PROBLEM REQUIREMENTS: Each line of the material beneath should be duplicated exactly.

BEGIN RECORDS SUPPLIED

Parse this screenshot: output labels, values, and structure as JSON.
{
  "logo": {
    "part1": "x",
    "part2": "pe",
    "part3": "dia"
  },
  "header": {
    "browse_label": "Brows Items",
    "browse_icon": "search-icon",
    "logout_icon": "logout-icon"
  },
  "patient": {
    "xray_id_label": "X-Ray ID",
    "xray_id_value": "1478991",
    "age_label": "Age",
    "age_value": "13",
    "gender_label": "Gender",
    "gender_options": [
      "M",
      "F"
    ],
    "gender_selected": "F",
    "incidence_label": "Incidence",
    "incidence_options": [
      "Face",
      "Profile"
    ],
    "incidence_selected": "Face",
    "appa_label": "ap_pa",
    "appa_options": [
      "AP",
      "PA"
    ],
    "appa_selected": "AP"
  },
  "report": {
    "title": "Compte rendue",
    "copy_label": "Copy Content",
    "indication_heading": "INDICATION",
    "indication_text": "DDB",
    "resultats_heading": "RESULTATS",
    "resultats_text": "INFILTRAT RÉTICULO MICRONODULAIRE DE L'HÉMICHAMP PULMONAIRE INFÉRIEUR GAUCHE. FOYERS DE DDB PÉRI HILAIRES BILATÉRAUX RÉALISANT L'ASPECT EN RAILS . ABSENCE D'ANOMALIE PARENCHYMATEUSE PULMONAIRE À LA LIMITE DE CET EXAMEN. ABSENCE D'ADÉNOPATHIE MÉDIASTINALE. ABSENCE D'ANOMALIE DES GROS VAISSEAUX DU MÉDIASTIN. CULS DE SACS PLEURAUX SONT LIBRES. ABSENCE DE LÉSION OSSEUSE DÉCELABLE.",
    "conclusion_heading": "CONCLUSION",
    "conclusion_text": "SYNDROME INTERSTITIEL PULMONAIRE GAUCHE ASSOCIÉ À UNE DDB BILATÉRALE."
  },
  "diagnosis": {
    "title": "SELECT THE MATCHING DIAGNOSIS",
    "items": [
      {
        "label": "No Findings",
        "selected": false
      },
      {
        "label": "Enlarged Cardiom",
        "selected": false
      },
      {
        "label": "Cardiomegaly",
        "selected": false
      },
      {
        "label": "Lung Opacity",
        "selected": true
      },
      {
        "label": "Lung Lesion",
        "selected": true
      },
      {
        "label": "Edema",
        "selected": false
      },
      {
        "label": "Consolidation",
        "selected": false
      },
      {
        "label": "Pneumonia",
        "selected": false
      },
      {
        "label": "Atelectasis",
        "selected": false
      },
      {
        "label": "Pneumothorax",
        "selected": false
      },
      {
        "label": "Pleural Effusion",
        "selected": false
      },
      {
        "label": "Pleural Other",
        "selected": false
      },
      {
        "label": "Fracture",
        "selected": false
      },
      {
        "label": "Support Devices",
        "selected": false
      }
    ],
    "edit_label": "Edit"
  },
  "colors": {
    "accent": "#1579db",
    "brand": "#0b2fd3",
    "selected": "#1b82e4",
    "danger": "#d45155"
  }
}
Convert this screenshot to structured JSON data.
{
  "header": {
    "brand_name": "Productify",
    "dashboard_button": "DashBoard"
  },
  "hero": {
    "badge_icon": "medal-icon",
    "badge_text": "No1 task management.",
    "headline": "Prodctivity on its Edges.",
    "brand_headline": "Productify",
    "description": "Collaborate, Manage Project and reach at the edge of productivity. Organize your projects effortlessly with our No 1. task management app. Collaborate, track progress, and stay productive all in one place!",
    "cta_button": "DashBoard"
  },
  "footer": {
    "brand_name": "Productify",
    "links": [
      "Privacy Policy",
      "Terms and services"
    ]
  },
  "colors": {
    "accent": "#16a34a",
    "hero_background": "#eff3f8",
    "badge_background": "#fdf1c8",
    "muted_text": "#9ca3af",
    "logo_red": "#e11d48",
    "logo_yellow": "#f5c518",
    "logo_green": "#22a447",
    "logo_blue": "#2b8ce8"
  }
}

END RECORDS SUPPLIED

RESPONSE AREA:
Parse this screenshot: output labels, values, and structure as JSON.
{
  "logo": {
    "part1": "x",
    "part2": "pe",
    "part3": "dia"
  },
  "header": {
    "browse_label": "Brows Items",
    "browse_icon": "search-icon",
    "logout_icon": "logout-icon"
  },
  "patient": {
    "xray_id_label": "X-Ray ID",
    "xray_id_value": "1478991",
    "age_label": "Age",
    "age_value": "13",
    "gender_label": "Gender",
    "gender_options": [
      "M",
      "F"
    ],
    "gender_selected": "F",
    "incidence_label": "Incidence",
    "incidence_options": [
      "Face",
      "Profile"
    ],
    "incidence_selected": "Face",
    "appa_label": "ap_pa",
    "appa_options": [
      "AP",
      "PA"
    ],
    "appa_selected": "AP"
  },
  "report": {
    "title": "Compte rendue",
    "copy_label": "Copy Content",
    "indication_heading": "INDICATION",
    "indication_text": "DDB",
    "resultats_heading": "RESULTATS",
    "resultats_text": "INFILTRAT RÉTICULO MICRONODULAIRE DE L'HÉMICHAMP PULMONAIRE INFÉRIEUR GAUCHE. FOYERS DE DDB PÉRI HILAIRES BILATÉRAUX RÉALISANT L'ASPECT EN RAILS . ABSENCE D'ANOMALIE PARENCHYMATEUSE PULMONAIRE À LA LIMITE DE CET EXAMEN. ABSENCE D'ADÉNOPATHIE MÉDIASTINALE. ABSENCE D'ANOMALIE DES GROS VAISSEAUX DU MÉDIASTIN. CULS DE SACS PLEURAUX SONT LIBRES. ABSENCE DE LÉSION OSSEUSE DÉCELABLE.",
    "conclusion_heading": "CONCLUSION",
    "conclusion_text": "SYNDROME INTERSTITIEL PULMONAIRE GAUCHE ASSOCIÉ À UNE DDB BILATÉRALE."
  },
  "diagnosis": {
    "title": "SELECT THE MATCHING DIAGNOSIS",
    "items": [
      {
        "label": "No Findings",
        "selected": false
      },
      {
        "label": "Enlarged Cardiom",
        "selected": false
      },
      {
        "label": "Cardiomegaly",
        "selected": false
      },
      {
        "label": "Lung Opacity",
        "selected": true
      },
      {
        "label": "Lung Lesion",
        "selected": true
      },
      {
        "label": "Edema",
        "selected": false
      },
      {
        "label": "Consolidation",
        "selected": false
      },
      {
        "label": "Pneumonia",
        "selected": false
      },
      {
        "label": "Atelectasis",
        "selected": false
      },
      {
        "label": "Pneumothorax",
        "selected": false
      },
      {
        "label": "Pleural Effusion",
        "selected": false
      },
      {
        "label": "Pleural Other",
        "selected": false
      },
      {
        "label": "Fracture",
        "selected": false
      },
      {
        "label": "Support Devices",
        "selected": false
      }
    ],
    "edit_label": "Edit"
  },
  "colors": {
    "accent": "#1579db",
    "brand": "#0b2fd3",
    "selected": "#1b82e4",
    "danger": "#d45155"
  }
}
Convert this screenshot to structured JSON data.
{
  "header": {
    "brand_name": "Productify",
    "dashboard_button": "DashBoard"
  },
  "hero": {
    "badge_icon": "medal-icon",
    "badge_text": "No1 task management.",
    "headline": "Prodctivity on its Edges.",
    "brand_headline": "Productify",
    "description": "Collaborate, Manage Project and reach at the edge of productivity. Organize your projects effortlessly with our No 1. task management app. Collaborate, track progress, and stay productive all in one place!",
    "cta_button": "DashBoard"
  },
  "footer": {
    "brand_name": "Productify",
    "links": [
      "Privacy Policy",
      "Terms and services"
    ]
  },
  "colors": {
    "accent": "#16a34a",
    "hero_background": "#eff3f8",
    "badge_background": "#fdf1c8",
    "muted_text": "#9ca3af",
    "logo_red": "#e11d48",
    "logo_yellow": "#f5c518",
    "logo_green": "#22a447",
    "logo_blue": "#2b8ce8"
  }
}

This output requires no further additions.